For decades, the Great Salt Lake in the United States was thought to officially house just two animals bigger than a cell: brine shrimp and brine flies.

Apart from that, only bacteria and algae had been found in the lake's ultra-saline waters.

Now, scientists have found a third form of multicellular life that can also stomach an unsavory amount of salt. And it's been hiding in the lake all along.

Breaking apart clumps of calcium carbonate mud called microbialites, built by microorganisms on the lake bed, researchers at the University of Utah have confirmed what biologists have long suspected: There are worms of various species wriggling under the lake's surface, away from our sight.

It's the most saline environment in which nematodes have ever been found.
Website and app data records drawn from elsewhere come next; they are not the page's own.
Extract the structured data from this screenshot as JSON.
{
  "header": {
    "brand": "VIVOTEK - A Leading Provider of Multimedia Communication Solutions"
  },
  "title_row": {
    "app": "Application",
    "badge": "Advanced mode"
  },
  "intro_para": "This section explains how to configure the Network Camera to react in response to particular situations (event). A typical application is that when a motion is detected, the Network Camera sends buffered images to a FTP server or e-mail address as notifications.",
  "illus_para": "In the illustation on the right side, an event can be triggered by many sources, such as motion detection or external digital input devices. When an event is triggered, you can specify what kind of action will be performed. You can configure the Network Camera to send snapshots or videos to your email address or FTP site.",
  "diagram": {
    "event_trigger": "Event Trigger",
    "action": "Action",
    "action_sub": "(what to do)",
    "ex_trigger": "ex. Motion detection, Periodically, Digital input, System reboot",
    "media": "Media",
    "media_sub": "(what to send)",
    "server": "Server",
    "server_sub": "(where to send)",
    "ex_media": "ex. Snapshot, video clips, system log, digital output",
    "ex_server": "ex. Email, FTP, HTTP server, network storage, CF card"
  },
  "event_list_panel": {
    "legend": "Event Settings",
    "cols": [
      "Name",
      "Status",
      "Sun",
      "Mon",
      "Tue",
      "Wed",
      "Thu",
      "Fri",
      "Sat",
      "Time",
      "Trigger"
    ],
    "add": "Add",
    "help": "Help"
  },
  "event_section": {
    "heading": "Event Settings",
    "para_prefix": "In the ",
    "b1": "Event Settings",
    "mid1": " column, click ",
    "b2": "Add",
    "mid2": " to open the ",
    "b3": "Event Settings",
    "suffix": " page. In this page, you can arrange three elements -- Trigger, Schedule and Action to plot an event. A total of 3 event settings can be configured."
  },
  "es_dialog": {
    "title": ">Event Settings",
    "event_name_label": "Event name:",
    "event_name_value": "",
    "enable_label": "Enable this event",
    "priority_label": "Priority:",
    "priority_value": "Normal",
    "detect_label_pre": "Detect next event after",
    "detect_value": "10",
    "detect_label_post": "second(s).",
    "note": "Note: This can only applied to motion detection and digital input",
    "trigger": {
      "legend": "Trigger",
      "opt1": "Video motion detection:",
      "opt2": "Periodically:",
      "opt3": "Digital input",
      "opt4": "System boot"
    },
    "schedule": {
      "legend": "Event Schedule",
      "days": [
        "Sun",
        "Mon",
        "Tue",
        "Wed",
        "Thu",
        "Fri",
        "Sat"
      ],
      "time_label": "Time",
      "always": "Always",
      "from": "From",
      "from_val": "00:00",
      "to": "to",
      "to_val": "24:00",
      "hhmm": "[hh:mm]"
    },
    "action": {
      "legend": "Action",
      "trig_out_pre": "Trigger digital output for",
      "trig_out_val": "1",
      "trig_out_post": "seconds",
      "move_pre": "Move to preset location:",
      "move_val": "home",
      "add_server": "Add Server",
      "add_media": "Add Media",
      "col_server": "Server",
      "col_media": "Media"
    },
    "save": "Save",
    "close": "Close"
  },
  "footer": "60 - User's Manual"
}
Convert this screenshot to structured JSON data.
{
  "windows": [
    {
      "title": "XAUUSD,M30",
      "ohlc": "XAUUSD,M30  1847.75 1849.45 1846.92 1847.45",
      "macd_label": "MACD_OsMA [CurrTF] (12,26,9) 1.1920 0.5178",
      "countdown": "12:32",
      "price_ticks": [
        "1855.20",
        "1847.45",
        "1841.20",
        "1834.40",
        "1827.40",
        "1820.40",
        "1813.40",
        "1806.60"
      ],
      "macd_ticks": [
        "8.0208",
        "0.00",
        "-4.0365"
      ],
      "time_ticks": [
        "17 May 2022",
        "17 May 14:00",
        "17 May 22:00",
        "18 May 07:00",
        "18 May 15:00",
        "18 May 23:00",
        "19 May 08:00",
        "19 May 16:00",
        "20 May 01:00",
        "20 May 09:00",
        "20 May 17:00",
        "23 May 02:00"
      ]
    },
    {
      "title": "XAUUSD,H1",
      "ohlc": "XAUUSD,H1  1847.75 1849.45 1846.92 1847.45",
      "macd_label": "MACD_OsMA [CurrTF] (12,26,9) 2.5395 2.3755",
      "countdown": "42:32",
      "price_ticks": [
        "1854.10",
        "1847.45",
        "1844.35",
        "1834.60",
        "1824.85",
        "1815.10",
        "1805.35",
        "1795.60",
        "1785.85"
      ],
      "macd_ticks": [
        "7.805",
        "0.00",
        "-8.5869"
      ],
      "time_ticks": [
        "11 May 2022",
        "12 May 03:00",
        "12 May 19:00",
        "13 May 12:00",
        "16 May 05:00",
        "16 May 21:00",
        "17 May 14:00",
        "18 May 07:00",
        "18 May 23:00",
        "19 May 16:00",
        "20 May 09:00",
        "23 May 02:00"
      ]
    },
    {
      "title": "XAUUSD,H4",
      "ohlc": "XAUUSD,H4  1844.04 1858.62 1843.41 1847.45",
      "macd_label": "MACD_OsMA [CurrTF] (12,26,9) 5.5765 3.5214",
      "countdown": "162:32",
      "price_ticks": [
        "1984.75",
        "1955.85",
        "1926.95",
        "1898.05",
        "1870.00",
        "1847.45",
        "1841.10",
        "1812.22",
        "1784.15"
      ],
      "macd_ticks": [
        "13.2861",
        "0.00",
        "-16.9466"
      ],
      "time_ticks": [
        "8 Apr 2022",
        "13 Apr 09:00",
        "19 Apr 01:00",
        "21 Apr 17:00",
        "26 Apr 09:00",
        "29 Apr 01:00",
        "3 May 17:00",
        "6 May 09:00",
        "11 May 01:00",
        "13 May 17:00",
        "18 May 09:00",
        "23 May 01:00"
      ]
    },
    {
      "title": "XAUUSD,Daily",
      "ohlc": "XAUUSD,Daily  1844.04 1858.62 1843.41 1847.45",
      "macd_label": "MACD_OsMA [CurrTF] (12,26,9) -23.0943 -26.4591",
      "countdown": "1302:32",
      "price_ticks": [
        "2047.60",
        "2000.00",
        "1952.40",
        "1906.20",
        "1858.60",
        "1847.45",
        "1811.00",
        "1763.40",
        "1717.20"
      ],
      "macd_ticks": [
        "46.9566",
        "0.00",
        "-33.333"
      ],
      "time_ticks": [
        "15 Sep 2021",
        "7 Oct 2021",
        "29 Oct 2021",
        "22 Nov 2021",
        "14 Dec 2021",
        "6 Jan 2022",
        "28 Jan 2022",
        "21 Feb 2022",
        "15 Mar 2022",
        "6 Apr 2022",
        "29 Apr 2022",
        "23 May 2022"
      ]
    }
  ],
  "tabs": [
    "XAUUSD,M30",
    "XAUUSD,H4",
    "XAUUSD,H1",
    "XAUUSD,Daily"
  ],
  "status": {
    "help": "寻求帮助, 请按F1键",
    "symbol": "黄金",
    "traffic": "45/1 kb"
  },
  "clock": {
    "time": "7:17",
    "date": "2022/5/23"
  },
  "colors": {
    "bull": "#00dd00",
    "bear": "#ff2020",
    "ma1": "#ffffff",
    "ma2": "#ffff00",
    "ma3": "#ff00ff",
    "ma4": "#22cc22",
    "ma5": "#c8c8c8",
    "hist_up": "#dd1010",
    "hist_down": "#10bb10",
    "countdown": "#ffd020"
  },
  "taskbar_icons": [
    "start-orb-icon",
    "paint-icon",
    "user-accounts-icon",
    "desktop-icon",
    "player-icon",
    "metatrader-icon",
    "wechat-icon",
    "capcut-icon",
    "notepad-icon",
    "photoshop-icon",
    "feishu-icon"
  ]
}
And that's saying a lot since nematodes live in just about every extreme environment on planet Earth.

Biologists Julie Jung and Michael Werner led the team that discovered the worms. In the spring of 2021, they began a rigorous hunt for the creatures in a spot of the lake that is three to six times saltier than the ocean.

"At first it was just scooping up segment samples. But then once we noticed microbialites, we shoveled little chunks of them, tried to preserve the layers, and brought them back to the lab," explains Jung.

Where other biologists had failed, Jung and Werner succeeded.

Using a powerful technique to separate macromolecules like DNA, RNA, and proteins, the biologists identified live nematodes at every site they collected samples.

"I'd looked there myself for them, but I didn't look in the same places… " says biologist Byron Adams from Brigham Young University, who consulted on the discovery.

"Even today we're discovering these amazing things about this lake that's been sitting on our doorstep for 170 years."

Researchers suspect that these hidden worms are feeding on the bacteria that live in and create these mats. They may also protect the worms from the Sun and from drying out when the lake's water recedes.

The researchers could not culture the nematodes in the lab, so to figure out how they were surviving, the team turned to the most studied roundworm of all: Caenorhabditis elegans.

In the lab, this creature was fed either E. coli bacteria or the bacteria that live in microbial mats in the Great Salt Lake. The worms were then exposed to the lake's water, which is 50 times saltier than C. elegans' usual habitat.

After five minutes, the worms fed on E. coli had perished. But those sustained on microbes from the Great Salt Lake survived for longer than 24 hours.

"We didn't expect it to work, but it did," says Werner.

The results suggest that there's something about this particular diet that allows roundworms in the Great Salt Lake to survive.

Genetic analyses indicate that as many as 80 different nematodes were collected from brackish and hypersaline sites on the lake. Three are from a genus that lives in marine and coastal sediments. The vast majority of the rest did not match any other known nematode genus or species.

Researchers think these novel worms are unique to the Great Salt Lake, created after a prolonged period of reproductive isolation. Just as we've discovered this new habitat and its novel species, they're at risk of disappearing forever.

Today, the Great Salt Lake is a shell of what it once was. As water is diverted for human usage and the climate dries out, the banks are receding, exposing microbial mats to the elements, and increasing the salinity of the remaining water. Because of the lake drying out, Werner and Jung had to ditch their kayaks and use mountain bikes to reach a few sites during certain seasons.

Some scientists think the lake has less than five years left before the ecosystem collapses completely. Who knows what will happen to its worms at that point.

"There is a pressing need to understand this lynchpin community and the limits of their habitability," conclude Werner, Jung, and their colleagues.

The study was published in Proceedings of the Royal Society B: Biological Sciences.